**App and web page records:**
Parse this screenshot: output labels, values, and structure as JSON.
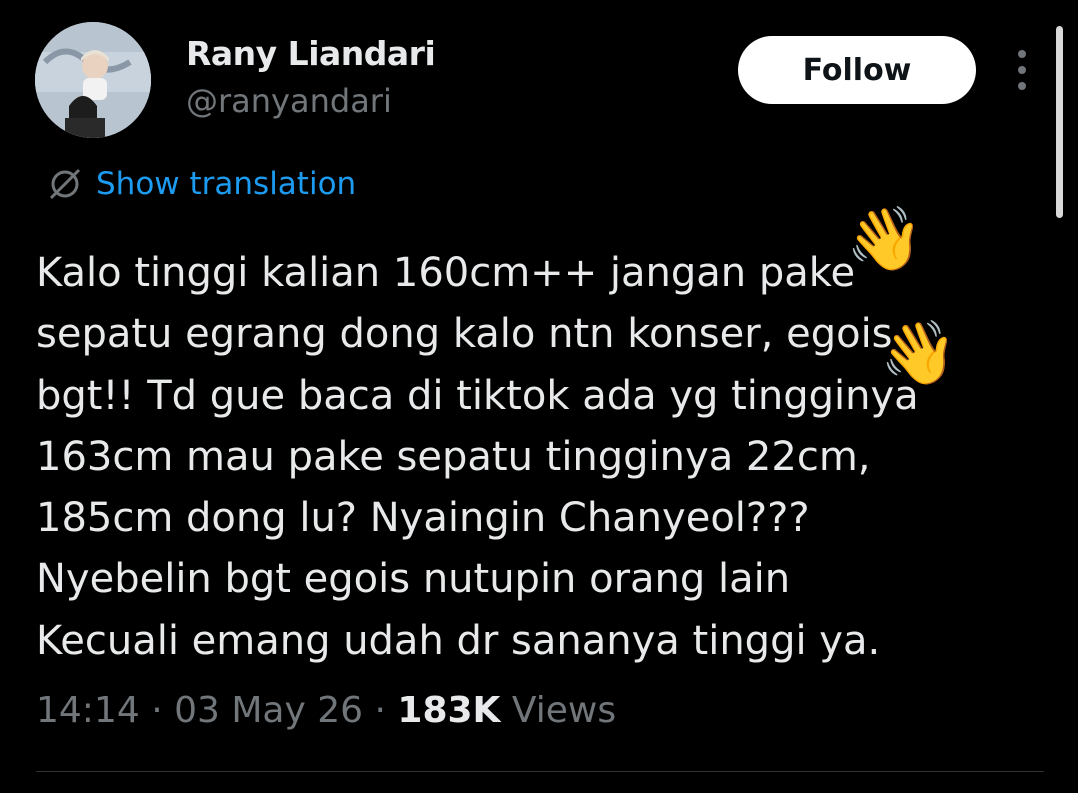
{
  "author": {
    "name": "Rany Liandari",
    "handle": "@ranyandari"
  },
  "follow_label": "Follow",
  "translation_label": "Show translation",
  "tweet": {
    "lines": [
      "Kalo tinggi kalian 160cm++ jangan pake",
      "sepatu egrang dong kalo ntn konser, egois",
      "bgt!! Td gue baca di tiktok ada yg tingginya",
      "163cm mau pake sepatu tingginya 22cm,",
      "185cm dong lu? Nyaingin Chanyeol???",
      "Nyebelin bgt egois nutupin orang lain",
      "Kecuali emang udah dr sananya tinggi ya."
    ],
    "emoji": [
      "👋",
      "👋"
    ]
  },
  "meta": {
    "time": "14:14",
    "separator": "·",
    "date": "03 May 26",
    "views_count": "183K",
    "views_label": "Views"
  },
  "colors": {
    "background": "#000000",
    "text": "#e7e9ea",
    "secondary": "#71767b",
    "link": "#1d9bf0",
    "button_bg": "#ffffff"
  },
  "icons": {
    "translate": "translate-icon",
    "more": "more-vertical-icon"
  }
}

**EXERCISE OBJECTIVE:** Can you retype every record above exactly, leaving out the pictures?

**COMPLETED TASK:**
Parse this screenshot: output labels, values, and structure as JSON.
{
  "author": {
    "name": "Rany Liandari",
    "handle": "@ranyandari"
  },
  "follow_label": "Follow",
  "translation_label": "Show translation",
  "tweet": {
    "lines": [
      "Kalo tinggi kalian 160cm++ jangan pake",
      "sepatu egrang dong kalo ntn konser, egois",
      "bgt!! Td gue baca di tiktok ada yg tingginya",
      "163cm mau pake sepatu tingginya 22cm,",
      "185cm dong lu? Nyaingin Chanyeol???",
      "Nyebelin bgt egois nutupin orang lain",
      "Kecuali emang udah dr sananya tinggi ya."
    ],
    "emoji": [
      "👋",
      "👋"
    ]
  },
  "meta": {
    "time": "14:14",
    "separator": "·",
    "date": "03 May 26",
    "views_count": "183K",
    "views_label": "Views"
  },
  "colors": {
    "background": "#000000",
    "text": "#e7e9ea",
    "secondary": "#71767b",
    "link": "#1d9bf0",
    "button_bg": "#ffffff"
  },
  "icons": {
    "translate": "translate-icon",
    "more": "more-vertical-icon"
  }
}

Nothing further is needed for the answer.